The passage of the Resolution was indubitably a modest victory for the Tamil people. The TNA’s stock among the Tamil people will be expected to rise for it’s behind the scenes role in contributing to the conclusion. More importantly, as the beneficiary of American and Indian support, the TNA has managed to slowly accumulate international influence. To retain this international support, the Alliance may engage in many more rounds of talks with the government, if not for any other reason than to enable the TNA, US and India to gauge the post-Resolution attitude of the government to devolution. The TNA’s challenge for the future however will be to maintain international respect and influence without losing traction at home. The fierce hostility directed at the TNA from hyper-nationalists in the Tamil community has caused some discomfort to the party. The TNPF, a breakaway party from the TNA led by Kumar Ponnambalam Junior appears to be gaining significant ground within the University of Jaffna – a traditional hotbed of Tamil nationalism. However, the TNA’s fortunes will depend on how it manages to thwart the TNPF’s outflanking move. That, in turn, will largely depend on its ability to produce results internationally and initiate a grassroots program to communicate its strategy with the people.

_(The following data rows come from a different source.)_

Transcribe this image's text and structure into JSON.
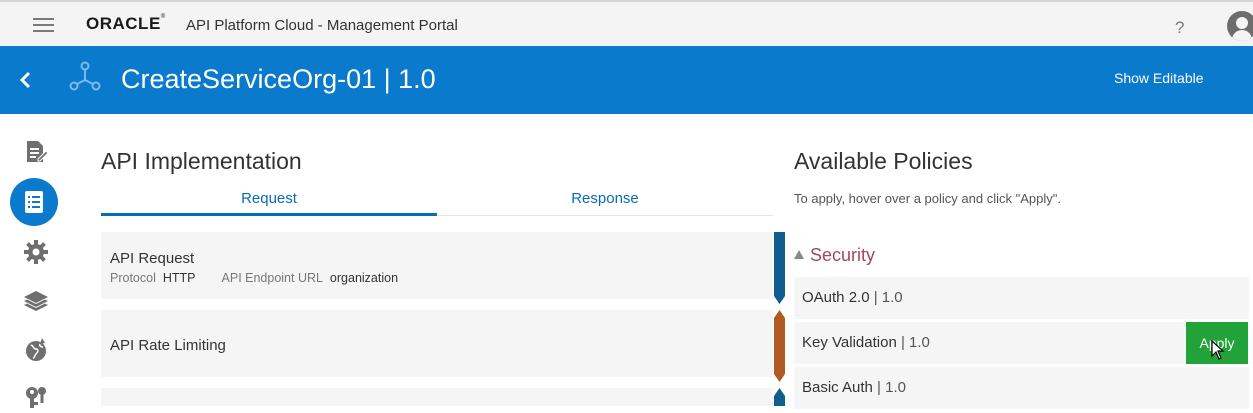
{
  "header": {
    "logo": "ORACLE",
    "app_title": "API Platform Cloud - Management Portal",
    "help_label": "?"
  },
  "banner": {
    "api_name": "CreateServiceOrg-01 | 1.0",
    "show_editable": "Show Editable"
  },
  "sidebar": {
    "items": [
      {
        "icon": "edit-document-icon"
      },
      {
        "icon": "implementation-icon",
        "active": true
      },
      {
        "icon": "gear-icon"
      },
      {
        "icon": "layers-icon"
      },
      {
        "icon": "globe-icon"
      },
      {
        "icon": "keys-icon"
      }
    ]
  },
  "implementation": {
    "title": "API Implementation",
    "tabs": [
      "Request",
      "Response"
    ],
    "selected_tab": "Request",
    "cards": [
      {
        "title": "API Request",
        "protocol_label": "Protocol",
        "protocol_value": "HTTP",
        "endpoint_label": "API Endpoint URL",
        "endpoint_value": "organization",
        "flag_color": "#0e5f8f"
      },
      {
        "title": "API Rate Limiting",
        "flag_color": "#b05a26"
      }
    ]
  },
  "policies": {
    "title": "Available Policies",
    "hint": "To apply, hover over a policy and click \"Apply\".",
    "section": "Security",
    "items": [
      {
        "name": "OAuth 2.0",
        "sep": " | ",
        "version": "1.0"
      },
      {
        "name": "Key Validation",
        "sep": " | ",
        "version": "1.0"
      },
      {
        "name": "Basic Auth",
        "sep": " | ",
        "version": "1.0"
      }
    ],
    "apply_label": "Apply"
  },
  "colors": {
    "brand_blue": "#0a7acc",
    "apply_green": "#21a33a",
    "security_heading": "#a3485a"
  }
}
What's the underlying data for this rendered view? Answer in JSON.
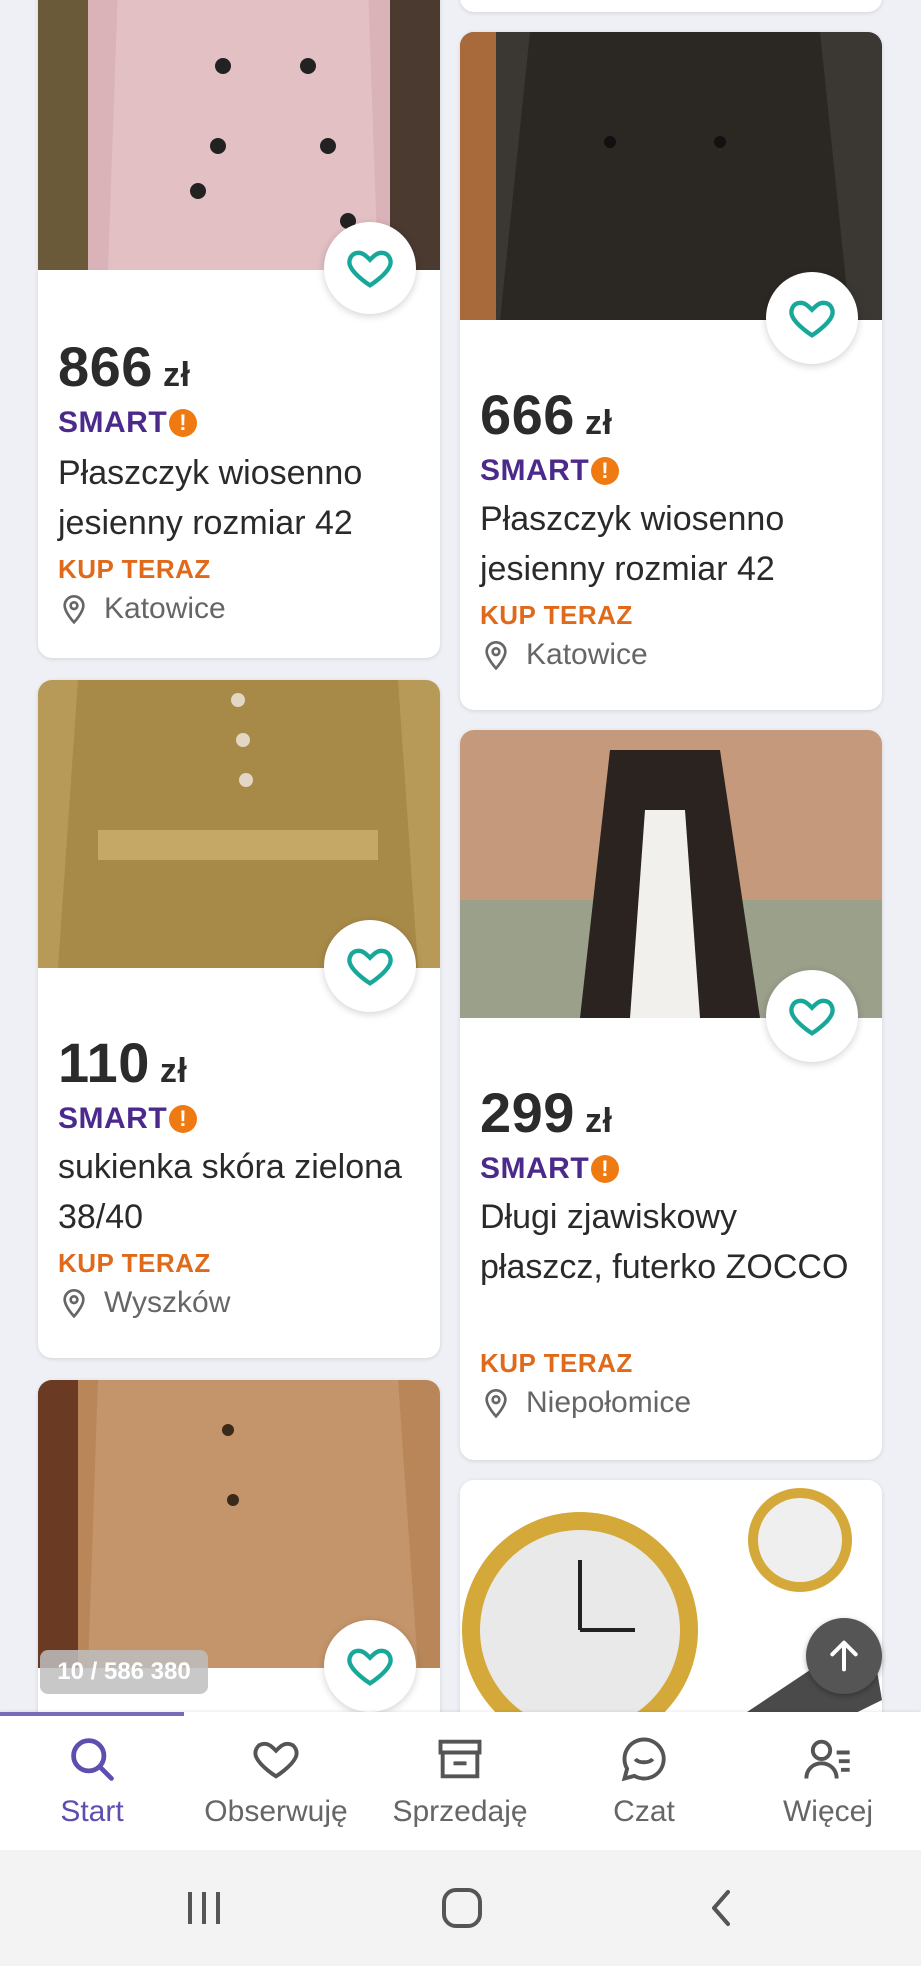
{
  "listings": [
    {
      "price": "866",
      "currency": "zł",
      "badge": "SMART",
      "title": "Płaszczyk wiosenno jesienny rozmiar 42",
      "cta": "KUP TERAZ",
      "location": "Katowice",
      "image_alt": "pink trench coat"
    },
    {
      "price": "666",
      "currency": "zł",
      "badge": "SMART",
      "title": "Płaszczyk wiosenno jesienny rozmiar 42",
      "cta": "KUP TERAZ",
      "location": "Katowice",
      "image_alt": "dark trench coat"
    },
    {
      "price": "110",
      "currency": "zł",
      "badge": "SMART",
      "title": "sukienka skóra zielona 38/40",
      "cta": "KUP TERAZ",
      "location": "Wyszków",
      "image_alt": "olive leather dress"
    },
    {
      "price": "299",
      "currency": "zł",
      "badge": "SMART",
      "title": "Długi zjawiskowy płaszcz, futerko ZOCCO",
      "cta": "KUP TERAZ",
      "location": "Niepołomice",
      "image_alt": "long coat with fur"
    },
    {
      "image_alt": "beige leather coat"
    },
    {
      "image_alt": "gold wrist watch"
    }
  ],
  "counter": "10 / 586 380",
  "nav": {
    "items": [
      {
        "label": "Start",
        "icon": "search-icon"
      },
      {
        "label": "Obserwuję",
        "icon": "heart-icon"
      },
      {
        "label": "Sprzedaję",
        "icon": "store-icon"
      },
      {
        "label": "Czat",
        "icon": "chat-icon"
      },
      {
        "label": "Więcej",
        "icon": "user-menu-icon"
      }
    ],
    "active_index": 0
  },
  "colors": {
    "accent": "#5d4fb0",
    "heart": "#17a89a",
    "cta": "#e06a1a",
    "smart": "#4b2a8c"
  }
}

The UNP – Ranil wing – will be aware that Rajapaksa’s risk taking can potentially wobble the regime. There is a clear nexus between the government’s economic mismanagement and its authoritarian and nationalist bluster. The mishandling of monetary policy, cash-draining prestige projects, the low likelihood of a waiver from US imposed sanctions on Iranian oil, the drying up of concessionary Western aid and dearth of foreign direct investments are all attributable, at least in part, to the government’s actions and omissions. Given the UNP’s established credentials for rescuing the country from economic distress, the regime’s authoritarian nationalism – while bolstering its popularity in the short term – will also gradually and slowly set the conditions for the UNP’s return to power. The lack of impetus on the UNP’s part to put up a functional opposition to Rajapaksa – however damaging to democracy – is also likely due to the patient optimism of the nephew of President Jaywardene, who, after a lifetime in politics, became Head of State at the age of 72.

Navi Pillay

Navi Pillay is not a fan of Sri Lanka’s human rights record, or of the manner in which it conducted itself during the last stages of the war. As one of the earlier voices to call for an independent investigation, Navi Pillay’s views are well known. Pillay has also been the subject of some fairly fierce attacks on her integrity by the Sri Lankan government. Pillay is now tasked with the provision of advice and assistance to the Sri Lankan government on the implementation of the LLRC’s recommendations and on dealing with accountability. Regardless of the attitude adopted by the Sri Lankan government with respect to her advice and assistance, what is clear is that Pillay – a human rights lawyer and activist in the age of apartheid – does not mind a scrap. If she senses a lack of cooperation, Pillay is likely to use the Resolution to provide public advice to the Sri Lankan government, and complain – also publicly – when Sri Lanka ignores her. A former judge at an international criminal tribunal, Pillay’s advice is also likely to focus quite intensively on questions of accountability, thereby drawing further attention to allegations of war crimes and crimes against humanity. To make matters worse for the government, a scathing report by Pillay in March 2013 could speed up any action contemplated by the US at those sessions, or subsequent ones.